In addition to being more interoperable with other vendors’ equipment and software, Cisco also has a reputation for being more compatible with its products.
For example, if you have an existing software solution from another vendor and want to integrate it into your system without having to completely rebuild your environment from scratch or start over again, choosing a switch or router that is compatible with those applications will make things easier on everyone involved (and save some money).
Cisco does not have backward compatibility with older SIP devices; if you want the current system, you will need to replace all your existing equipment. Additionally, Cisco is more expensive than Avaya.
Avaya’s energy policy is better than Cisco’s as well—Avaya can save up to 50% more energy costs than Cisco while still providing a better user experience
Cisco’s security policy is much stronger than that of Avaya. Cisco has a much better firewall and more advanced security features than Avaya.

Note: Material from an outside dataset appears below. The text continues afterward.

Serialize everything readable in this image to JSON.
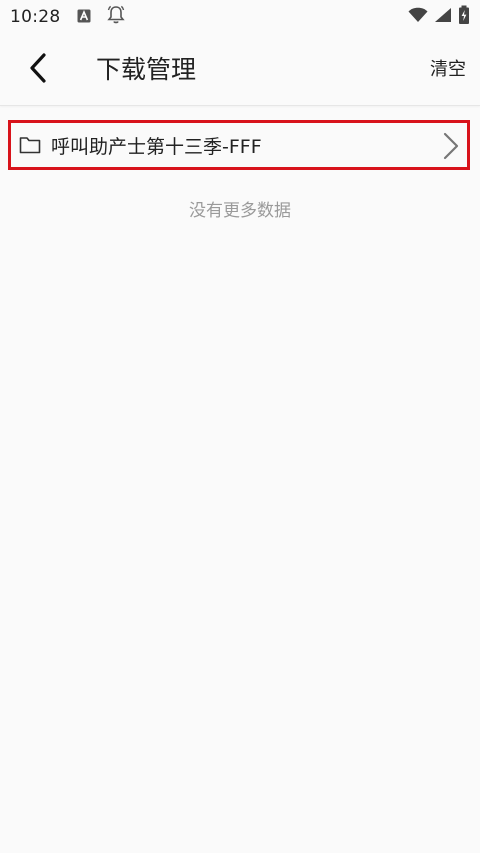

Cisco’s system is much more secure than Avaya one. It uses three layers of protection that work together to protect your data against attacks by hackers or malware: hardware firewalls, software firewalls, and anti-virus software.
I recommend this company to anyone who wants their IT system to be highly protected against attacks because their services are much better than those offered by other companies such as Avaya or Polycom (which will be discussed in future posts).
Cisco Aries is a collaboration platform that offers on-premises and cloud-based options for businesses looking for a more flexible solution than Avaya’s Meridian1.
The Cisco platform can integrate with other solutions like Microsoft SharePoint and Office 365 but is also available as an integrated system from the start.
With Aries, you’ll get access to new features and updates every six months — an improvement over Avaya’s annual update schedule.
Cisco provides support for HD voice for both video and voice calling, whereas Avaya does this only for video calls.
Cisco and Avaya are leaders in providing enterprise communications solutions, but there are some significant differences between their collaboration systems.
One of the most significant differences is that Cisco supports high-definition voice for video and voice calling. On the other hand, Avaya only supports high-definition voice for video calls.
Another difference is that Cisco offers advanced applications such as the Unified Attendant Console and UC Integration with CTI. In contrast, Avaya provides these features as add-ons to its standard collaboration systems at an additional cost
I prefer the management interface of the network from Cisco because its system is easier to set up and configure than Avaya’s, even though the Voice VLAN mechanism is poorly managed on the 2960 series switches by Cisco.
Both companies have many strengths and weaknesses but differ in management, interoperability, security, and pricing.